The logs that were used as pillars at Shikinen Sengu in 1929 were diverted to the torii(shrine gate) of Uji Bridge(宇治橋) in Ise Shrine at Shikinen Sengu in 1953, to the torii of Suzukanoseki(鈴鹿の関) in Kameyama City, Mie Prefecture in 1973.
Although the torii gate of Ikuta Shrine in Kobe was destroyed by the Great Hanshin earthquake on January 17 in 1995, the gate was rebuilt by use of the logs in July of 1995. In Tohoku Region, more than 500 shrines were destroyed or swept away by quake and tsunami on March 11, 2011.
About 10 of them were rebuilt from thinned wood in the Ise Shrine's forest. Where old logs will be transferred has not been decided yet.
Torii gate of Uji Bridge
|伊勢神宮内宮 by Kentaro Ohno|
Isuzu River viewed from Uji Bridge
Uji Bridge over the Isuzu River leads to the Naiku.
Kazahinominomiya-mihashi Bridge(風日祈宮御橋) was also rebuilt. The bridge leads to Kazahinomi-no-miya(風日祈宮).
old Kazahinominomiya-mihashi Bridge
new Kazahinominomiya-mihashi Bridge
Two deities of the wind are enshrined in this shrine. It was believed that they caused Kamikaze (wind of god) and chased away the Mongolian army at the time of the Mongolian Invasion in 1274 and 1281.
Mishine-no-mikura(御稲御倉) storehouse for rice. This building is similar in architectural style to the main buildings of Naiku and Geku. Visitors can take a close look at this building.
Isuzagawa Mitarashi(五十鈴川御手洗場) in Naiku
Pilgrims cleanse their hands and rinse their mouths here.
Magatama-ike Pond(勾玉池) in Geku
new torii gate of Geku
Worshippers wash their hands and mouths at Temizusha(
one of two sacred horses belonging to Geku
one of two sacred horses belonging to Naiku
Some roosters are roaming about in the shrine. The rooster is regarded as a messenger of the deity at Ise Shrine. It comes from the following myth.
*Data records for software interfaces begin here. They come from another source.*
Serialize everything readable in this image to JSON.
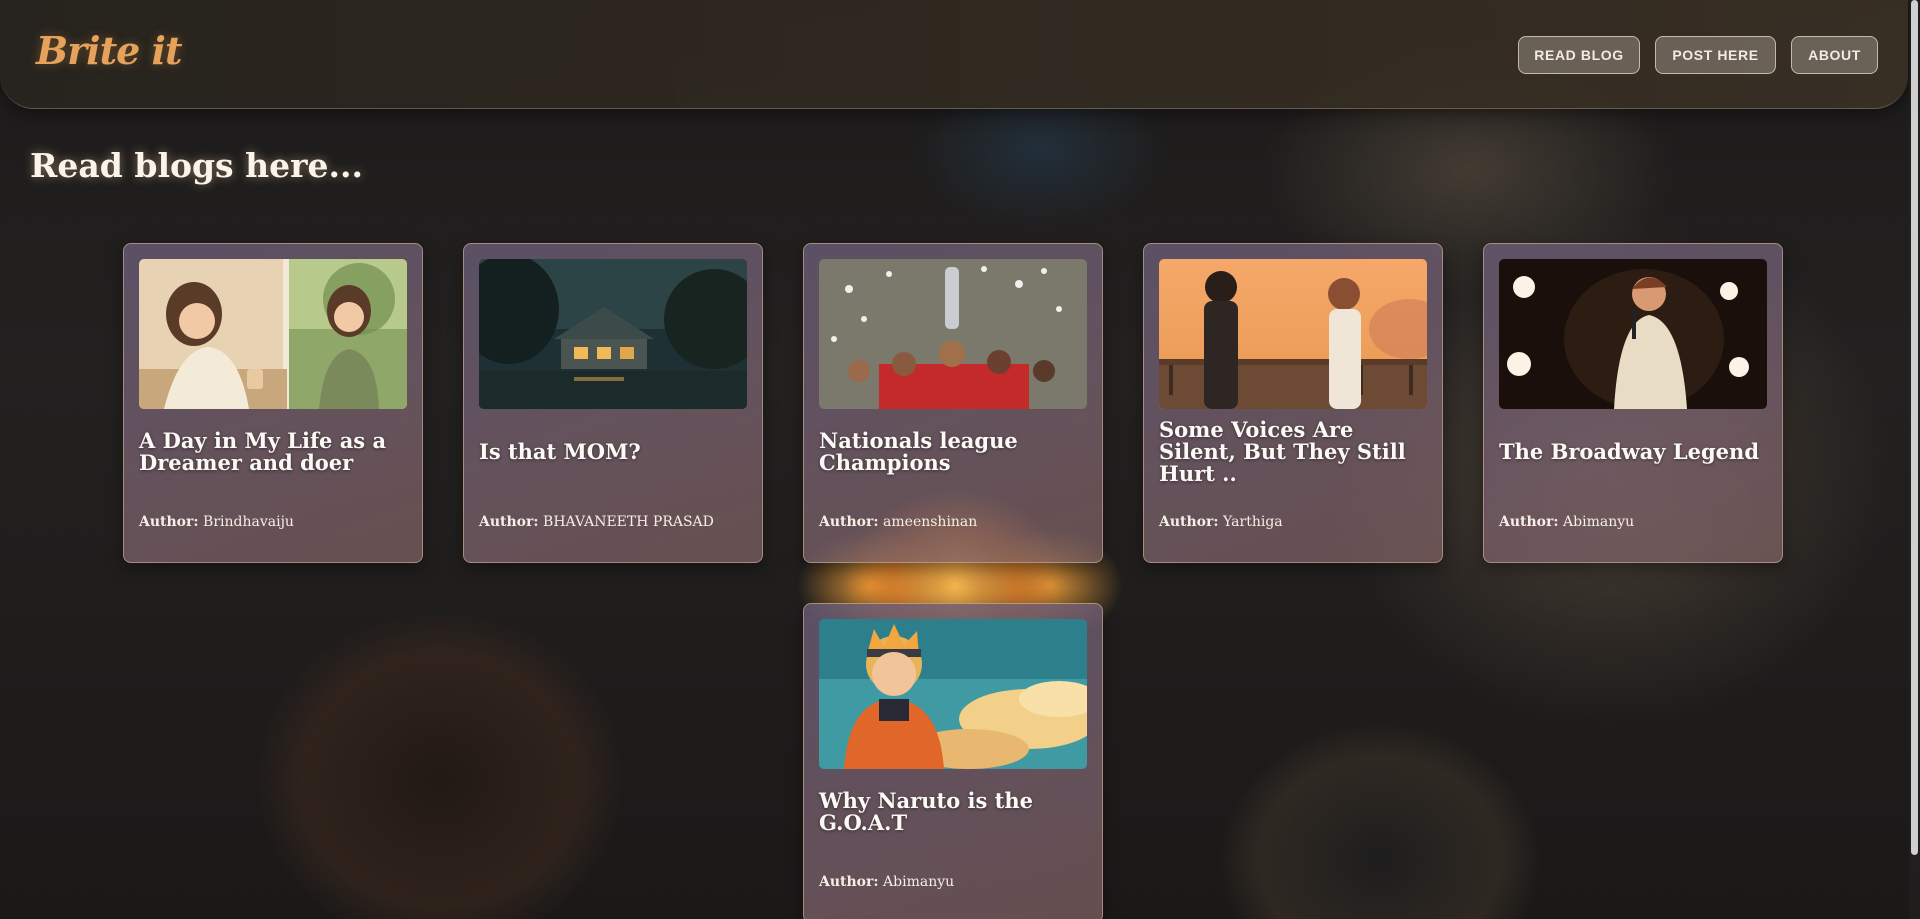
{
  "app": {
    "logo": "Brite it"
  },
  "nav": {
    "read_blog": "READ BLOG",
    "post_here": "POST HERE",
    "about": "ABOUT"
  },
  "page": {
    "heading": "Read blogs here..."
  },
  "author_label": "Author:",
  "cards": [
    {
      "title": "A Day in My Life as a Dreamer and doer",
      "author": "Brindhavaiju",
      "image": "illustration-girl-writing-and-listening-music"
    },
    {
      "title": "Is that MOM?",
      "author": "BHAVANEETH PRASAD",
      "image": "house-in-rainy-night"
    },
    {
      "title": "Nationals league Champions",
      "author": "ameenshinan",
      "image": "team-lifting-trophy"
    },
    {
      "title": "Some Voices Are Silent, But They Still Hurt ..",
      "author": "Yarthiga",
      "image": "anime-couple-at-sunset"
    },
    {
      "title": "The Broadway Legend",
      "author": "Abimanyu",
      "image": "performer-on-stage"
    },
    {
      "title": "Why Naruto is the G.O.A.T",
      "author": "Abimanyu",
      "image": "naruto-selfie-sky"
    }
  ],
  "colors": {
    "logo": "#e6a25a",
    "card_bg": "#6e5f78",
    "nav_bg": "#968c82"
  }
}
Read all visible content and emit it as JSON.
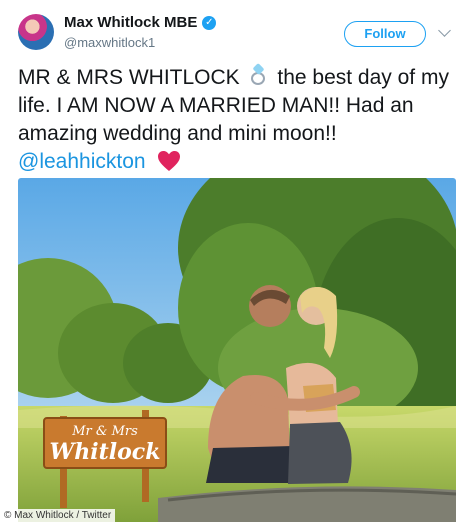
{
  "header": {
    "display_name": "Max Whitlock MBE",
    "verified_mark": "✓",
    "handle": "@maxwhitlock1",
    "follow_label": "Follow"
  },
  "tweet": {
    "text_part1": "MR & MRS WHITLOCK",
    "text_part2": " the best day of my life. I AM NOW A MARRIED MAN!! Had an amazing wedding and mini moon!!",
    "mention": "@leahhickton",
    "icons": [
      "ring-icon",
      "heart-icon"
    ]
  },
  "photo": {
    "sign_text_line1": "Mr & Mrs",
    "sign_text_line2": "Whitlock",
    "credit": "© Max Whitlock / Twitter"
  },
  "colors": {
    "accent": "#1da1f2",
    "mention": "#1b95e0",
    "heart": "#e0245e"
  }
}
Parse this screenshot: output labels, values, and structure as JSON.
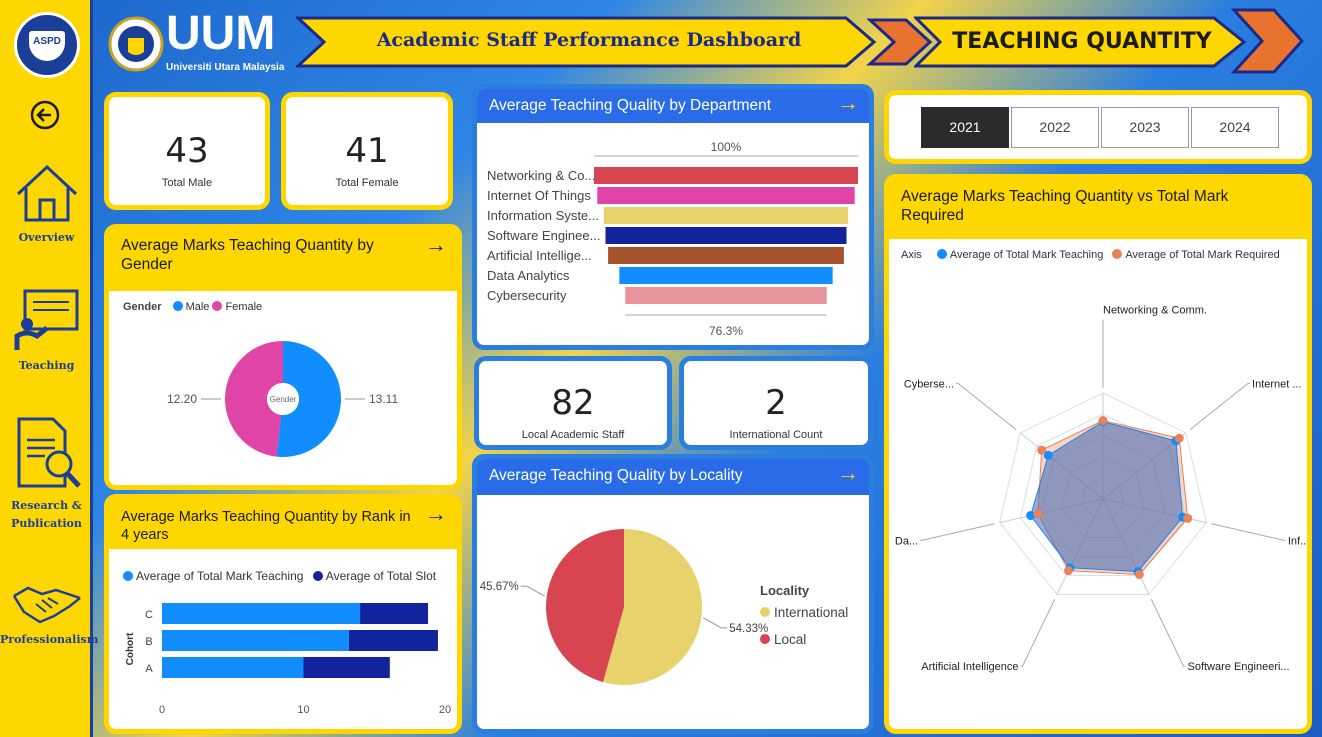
{
  "sidebar": {
    "logo_text": "ASPD",
    "items": [
      {
        "label": "Overview",
        "icon": "home-icon"
      },
      {
        "label": "Teaching",
        "icon": "teacher-board-icon"
      },
      {
        "label_line1": "Research &",
        "label_line2": "Publication",
        "icon": "document-search-icon"
      },
      {
        "label": "Professionalism",
        "icon": "handshake-icon"
      }
    ]
  },
  "header": {
    "uni_short": "UUM",
    "uni_full": "Universiti Utara Malaysia",
    "dashboard_title": "Academic Staff Performance Dashboard",
    "page_title": "TEACHING QUANTITY"
  },
  "kpis": {
    "male": {
      "value": "43",
      "label": "Total Male"
    },
    "female": {
      "value": "41",
      "label": "Total Female"
    },
    "local": {
      "value": "82",
      "label": "Local Academic Staff"
    },
    "international": {
      "value": "2",
      "label": "International Count"
    }
  },
  "years": [
    "2021",
    "2022",
    "2023",
    "2024"
  ],
  "selected_year": "2021",
  "colors": {
    "yellow": "#fed700",
    "blue": "#2a6ce8",
    "male": "#118dff",
    "female": "#e044a7",
    "teaching": "#118dff",
    "slot": "#12239e",
    "required": "#e8835a",
    "international": "#e8d26c",
    "local": "#d64550"
  },
  "charts": {
    "gender": {
      "title": "Average Marks Teaching Quantity by Gender",
      "legend_title": "Gender",
      "center_label": "Gender",
      "chart_data": {
        "type": "pie",
        "series": [
          {
            "name": "Male",
            "value": 13.11,
            "color": "#118dff"
          },
          {
            "name": "Female",
            "value": 12.2,
            "color": "#e044a7"
          }
        ]
      }
    },
    "rank": {
      "title": "Average Marks Teaching Quantity by Rank in 4 years",
      "axis_label": "Cohort",
      "chart_data": {
        "type": "bar",
        "categories": [
          "C",
          "B",
          "A"
        ],
        "series": [
          {
            "name": "Average of Total Mark Teaching",
            "values": [
              14,
              13.2,
              10
            ],
            "color": "#118dff"
          },
          {
            "name": "Average of Total Slot",
            "values": [
              4.8,
              6.3,
              6.1
            ],
            "color": "#12239e"
          }
        ],
        "xticks": [
          "0",
          "10",
          "20"
        ],
        "xlim": [
          0,
          20
        ]
      }
    },
    "department": {
      "title": "Average Teaching Quality by Department",
      "top_label": "100%",
      "bottom_label": "76.3%",
      "chart_data": {
        "type": "bar",
        "categories": [
          "Networking & Co...",
          "Internet Of Things",
          "Information Syste...",
          "Software Enginee...",
          "Artificial Intellige...",
          "Data Analytics",
          "Cybersecurity"
        ],
        "values": [
          100,
          97.5,
          92.5,
          91.3,
          89.3,
          80.8,
          76.3
        ],
        "colors": [
          "#d64550",
          "#e044a7",
          "#e8d26c",
          "#12239e",
          "#a6522c",
          "#118dff",
          "#e8929c"
        ]
      }
    },
    "locality": {
      "title": "Average Teaching Quality by Locality",
      "legend_title": "Locality",
      "chart_data": {
        "type": "pie",
        "series": [
          {
            "name": "International",
            "value": 54.33,
            "label": "54.33%",
            "color": "#e8d26c"
          },
          {
            "name": "Local",
            "value": 45.67,
            "label": "45.67%",
            "color": "#d64550"
          }
        ]
      }
    },
    "radar": {
      "title": "Average Marks Teaching Quantity vs Total Mark Required",
      "legend_title": "Axis",
      "chart_data": {
        "type": "radar",
        "axes": [
          "Networking & Comm.",
          "Internet ...",
          "Inf...",
          "Software Engineeri...",
          "Artificial Intelligence",
          "Da...",
          "Cyberse..."
        ],
        "series": [
          {
            "name": "Average of Total Mark Teaching",
            "values": [
              0.73,
              0.88,
              0.77,
              0.76,
              0.72,
              0.7,
              0.66
            ],
            "color": "#118dff"
          },
          {
            "name": "Average of Total Mark Required",
            "values": [
              0.74,
              0.92,
              0.82,
              0.79,
              0.75,
              0.63,
              0.74
            ],
            "color": "#e8835a"
          }
        ]
      }
    }
  }
}
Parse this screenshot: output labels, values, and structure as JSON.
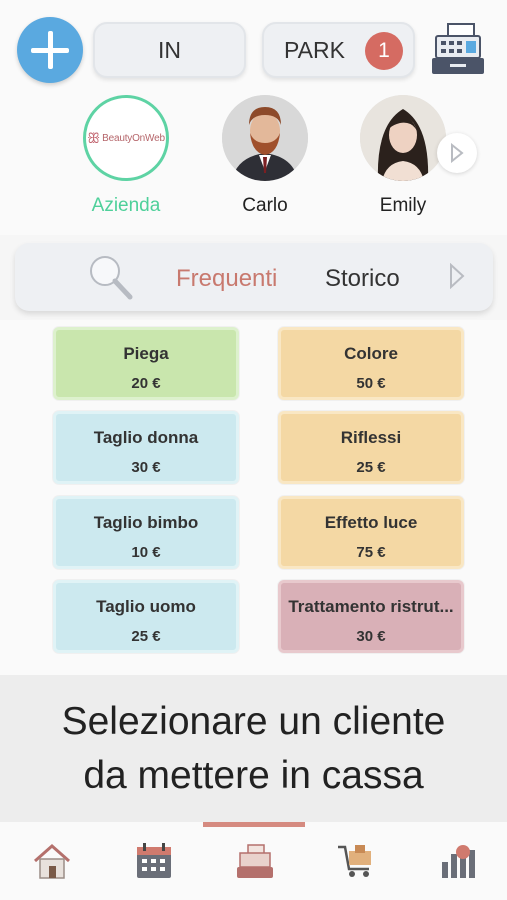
{
  "header": {
    "in_label": "IN",
    "park_label": "PARK",
    "park_count": "1"
  },
  "clients": [
    {
      "name": "Azienda",
      "logo_text": "BeautyOnWeb"
    },
    {
      "name": "Carlo"
    },
    {
      "name": "Emily"
    }
  ],
  "tabs": {
    "frequent": "Frequenti",
    "history": "Storico"
  },
  "services": [
    {
      "name": "Piega",
      "price": "20 €",
      "color": "#c9e6ad"
    },
    {
      "name": "Colore",
      "price": "50 €",
      "color": "#f4d8a4"
    },
    {
      "name": "Taglio donna",
      "price": "30 €",
      "color": "#cce9ef"
    },
    {
      "name": "Riflessi",
      "price": "25 €",
      "color": "#f4d8a4"
    },
    {
      "name": "Taglio bimbo",
      "price": "10 €",
      "color": "#cce9ef"
    },
    {
      "name": "Effetto luce",
      "price": "75 €",
      "color": "#f4d8a4"
    },
    {
      "name": "Taglio uomo",
      "price": "25 €",
      "color": "#cce9ef"
    },
    {
      "name": "Trattamento ristrut...",
      "price": "30 €",
      "color": "#d9b0b7"
    }
  ],
  "message": {
    "line1": "Selezionare un cliente",
    "line2": "da mettere in cassa"
  },
  "navigation": {
    "items": [
      "home-icon",
      "calendar-icon",
      "cash-register-icon",
      "cart-icon",
      "stats-icon"
    ],
    "active": "cash-register-icon"
  },
  "colors": {
    "accent_blue": "#5aa9e0",
    "badge_red": "#d56b62",
    "active_client_green": "#4ed09a",
    "frequent_tab": "#c8796e"
  }
}
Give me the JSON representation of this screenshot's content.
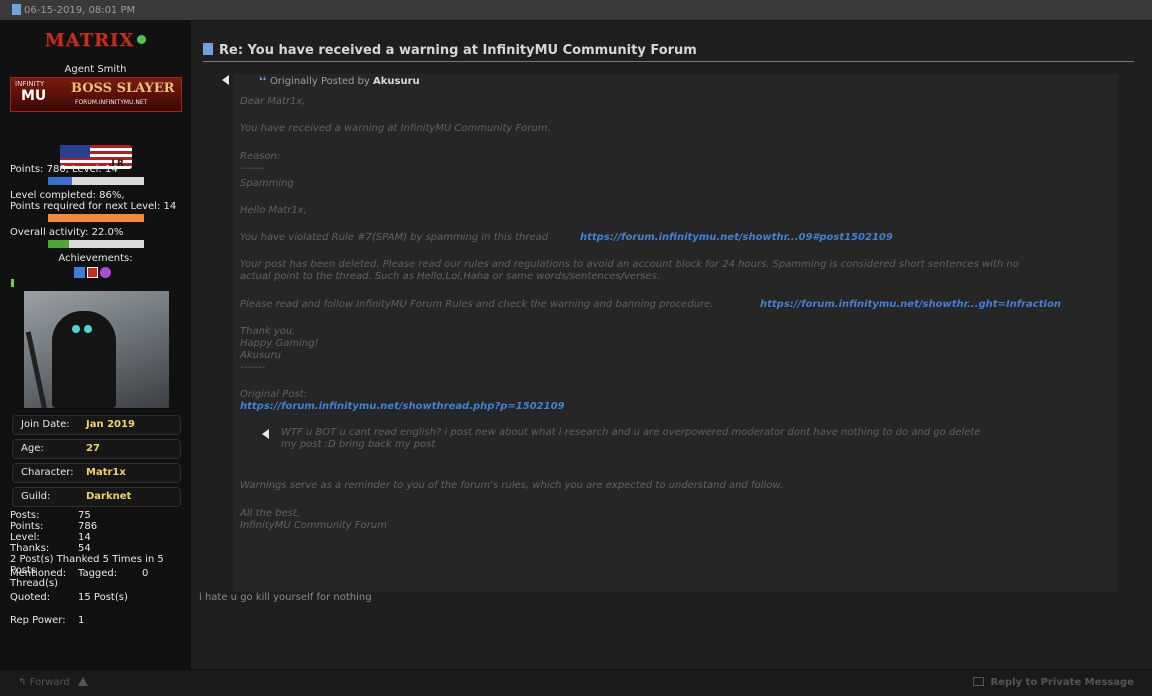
{
  "header": {
    "date": "06-15-2019, 08:01 PM"
  },
  "sidebar": {
    "username": "MATRIX",
    "user_title": "Agent Smith",
    "banner": {
      "line1": "INFINITY",
      "line2": "BOSS SLAYER",
      "line3": "FORUM.INFINITYMU.NET",
      "mu": "MU"
    },
    "flag_label": ".LR",
    "points_level": "Points: 786, Level: 14",
    "level_completed": "Level completed: 86%,",
    "points_required": "Points required for next Level: 14",
    "overall_activity": "Overall activity: 22.0%",
    "achievements_label": "Achievements:",
    "progress": {
      "level_fill": 0.25,
      "points_fill": 1.0,
      "activity_fill": 0.22
    },
    "info_rows": [
      {
        "label": "Join Date:",
        "value": "Jan 2019"
      },
      {
        "label": "Age:",
        "value": "27"
      },
      {
        "label": "Character:",
        "value": "Matr1x"
      },
      {
        "label": "Guild:",
        "value": "Darknet"
      }
    ],
    "posts_label": "Posts:",
    "posts_value": "75",
    "points_label": "Points:",
    "points_value": "786",
    "level_label": "Level:",
    "level_value": "14",
    "thanks_label": "Thanks:",
    "thanks_value": "54",
    "thanked_line": "2 Post(s) Thanked 5 Times in 5 Posts",
    "mentioned_label": "Mentioned:",
    "thread_label": "Thread(s)",
    "tagged_label": "Tagged:",
    "tagged_value": "0",
    "quoted_label": "Quoted:",
    "quoted_value": "15 Post(s)",
    "rep_label": "Rep Power:",
    "rep_value": "1"
  },
  "post": {
    "title": "Re: You have received a warning at InfinityMU Community Forum",
    "quote": {
      "head_prefix": "Originally Posted by",
      "author": "Akusuru",
      "lines": [
        "Dear Matr1x,",
        "You have received a warning at InfinityMU Community Forum.",
        "Reason:",
        "-------",
        "Spamming",
        "Hello Matr1x,",
        "You have violated Rule #7(SPAM) by spamming in this thread",
        "Your post has been deleted. Please read our rules and regulations to avoid an account block for 24 hours. Spamming is considered short sentences with no",
        "actual point to the thread. Such as Hello,Lol,Haha or same words/sentences/verses.",
        "Please read and follow InfinityMU Forum Rules and check the warning and banning procedure.",
        "Thank you,",
        "Happy Gaming!",
        "Akusuru",
        "-------",
        "Original Post:",
        "Warnings serve as a reminder to you of the forum's rules, which you are expected to understand and follow.",
        "All the best,",
        "InfinityMU Community Forum"
      ],
      "link1": "https://forum.infinitymu.net/showthr...09#post1502109",
      "link2": "https://forum.infinitymu.net/showthr...ght=Infraction",
      "link3": "https://forum.infinitymu.net/showthread.php?p=1502109",
      "nested_line1": "WTF u BOT u cant read english? i post new about what i research and u are overpowered moderator dont have nothing to do and go delete",
      "nested_line2": "my post :D bring back my post"
    },
    "reply_text": "i hate u go kill yourself for nothing"
  },
  "footer": {
    "forward": "Forward",
    "reply_pm": "Reply to Private Message"
  }
}
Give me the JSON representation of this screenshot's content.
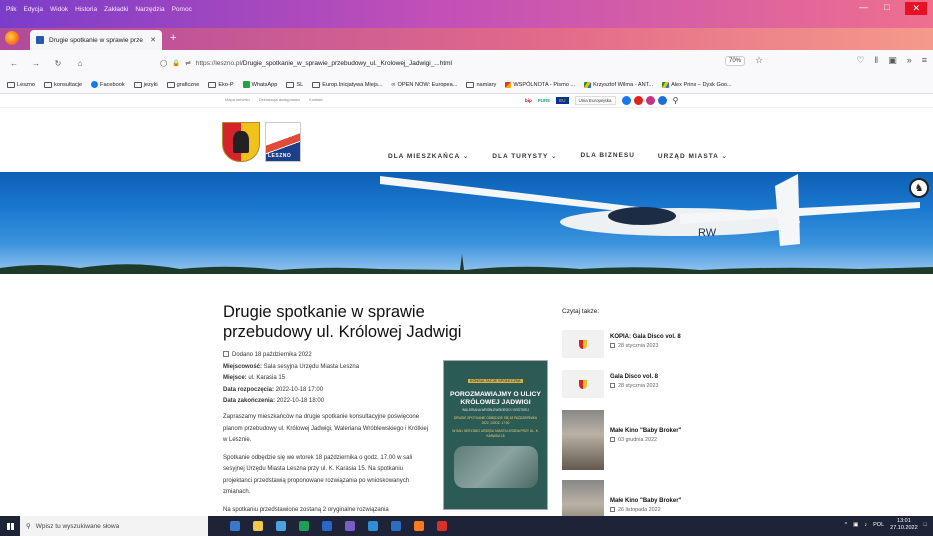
{
  "browser": {
    "menu": [
      "Plik",
      "Edycja",
      "Widok",
      "Historia",
      "Zakładki",
      "Narzędzia",
      "Pomoc"
    ],
    "tab_title": "Drugie spotkanie w sprawie prze",
    "url_host": "https://leszno.pl",
    "url_path": "/Drugie_spotkanie_w_sprawie_przebudowy_ul._Krolowej_Jadwigi_...html",
    "zoom": "70%",
    "bookmarks": [
      "Leszno",
      "konsultacje",
      "Facebook",
      "jezyki",
      "graficzne",
      "Eko-P",
      "WhatsApp",
      "SL",
      "Europ.Inicjatywa Miejs...",
      "OPEN NOW: Europea...",
      "namiary",
      "WSPÓLNOTA - Pismo ...",
      "Krzysztof Wilma - ANT...",
      "Alex Prins – Dysk Goo..."
    ]
  },
  "site": {
    "top_links": [
      "Mapa serwisu",
      "Deklaracja dostępności",
      "Kontakt"
    ],
    "logo_text": "LESZNO",
    "badges": {
      "bip": "bip",
      "pure": "PURE",
      "eu": "EU",
      "ue": "Unia Europejska"
    },
    "nav": [
      "DLA MIESZKAŃCA ⌄",
      "DLA TURYSTY ⌄",
      "DLA BIZNESU",
      "URZĄD MIASTA ⌄"
    ],
    "colors": {
      "hero": "#1a78cf",
      "poster": "#2c5b55",
      "taskbar": "#1f2337"
    }
  },
  "article": {
    "title_line1": "Drugie spotkanie w sprawie",
    "title_line2": "przebudowy ul. Królowej Jadwigi",
    "added": "Dodano 18 października 2022",
    "place_label": "Miejscowość:",
    "place_value": " Sala sesyjna Urzędu Miasta Leszna",
    "where_label": "Miejsce:",
    "where_value": " ul. Karasia 15",
    "start_label": "Data rozpoczęcia:",
    "start_value": " 2022-10-18 17:00",
    "end_label": "Data zakończenia:",
    "end_value": " 2022-10-18 18:00",
    "p1": "Zapraszamy mieszkańców na drugie spotkanie konsultacyjne poświęcone planom przebudowy ul. Królowej Jadwigi, Waleriana Wróblewskiego i Krótkiej w Lesznie.",
    "p2": "Spotkanie odbędzie się we wtorek 18 października o godz. 17.00 w sali sesyjnej Urzędu Miasta Leszna przy ul. K. Karasia 15. Na spotkaniu projektanci przedstawią proponowane rozwiązania po wnioskowanych zmianach.",
    "p3": "Na spotkaniu przedstawione zostaną 2 oryginalne rozwiązania"
  },
  "poster": {
    "tag": "KONSULTACJE SPOŁECZNE",
    "headline": "POROZMAWIAJMY O ULICY KRÓLOWEJ JADWIGI",
    "sub": "WALERIANA WRÓBLEWSKIEGO I KRÓTKIEJ",
    "when": "DRUGIE SPOTKANIE ODBĘDZIE SIĘ 18 PAŹDZIERNIKA 2022, GODZ. 17:00",
    "where": "W SALI SESYJNEJ URZĘDU MIASTA LESZNA PRZY UL. K. KARASIA 15"
  },
  "sidebar": {
    "heading": "Czytaj także:",
    "items": [
      {
        "title": "KOPIA: Gala Disco vol. 8",
        "date": "28 stycznia 2023"
      },
      {
        "title": "Gala Disco vol. 8",
        "date": "28 stycznia 2023"
      },
      {
        "title": "Małe Kino \"Baby Broker\"",
        "date": "03 grudnia 2022"
      },
      {
        "title": "Małe Kino \"Baby Broker\"",
        "date": "26 listopada 2022"
      }
    ]
  },
  "taskbar": {
    "search_placeholder": "Wpisz tu wyszukiwane słowa",
    "lang": "POL",
    "time": "13:01",
    "date": "27.10.2022"
  }
}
Amaterasu, the female deity of sun, was troubled over her brother's barbaric behavior and hid inside a rock cave. This caused the sun to hide for a long period of time. Other deities got bothered. They tried many different ways to get her out of the cave They racked their brains about how to get her out of the cave. They made roosters crow as a way of luring her away.
The Sengyo ceremony starts with an imitation of the crow of a rooster.
The 62nd Shikinen Sengu of the Ise Shrine started in 2005. In addition to the rebuilding of shrines, 1,576 items of 714 different kinds including furnishing goods and costumes are also changed for new ones. A sword named Sugari-no-ontachi, one of the items, is decorated with the tail feather of a Japanese crested ibis.
Shikinen Sengu is also a way of passing techniques from one generation to the next. The items are made with basically the same material as the original items in the same way. Contemporary master craftsmen create the precise duplicates of the original objects to the greatest extent possible. The items that were placed in old shrine buildings are displayed at Jingu History Museum(神宮徴古館, Jingu Chokokan).
Jingu History Museum(Jingu Chokokan Museum): http://www.isejingu.or.jp/shosai/english/bunka/bunka.htm http://www.ise-kanko.jp/syuyu/goriyaku.html (Japanese version only)
Okage-yokocho Street in Oharai-machi
on approach to the Naiku of Ise Jingu Shrine
Akafuku(赤福), a Japanese-style confection store
Akafuku-mochi(赤福餅) has been a specialty confection of Ise. Akafuku(赤福), a Japanese-style confection store, is said to have started selling the confection in front of the Naiku in 1707.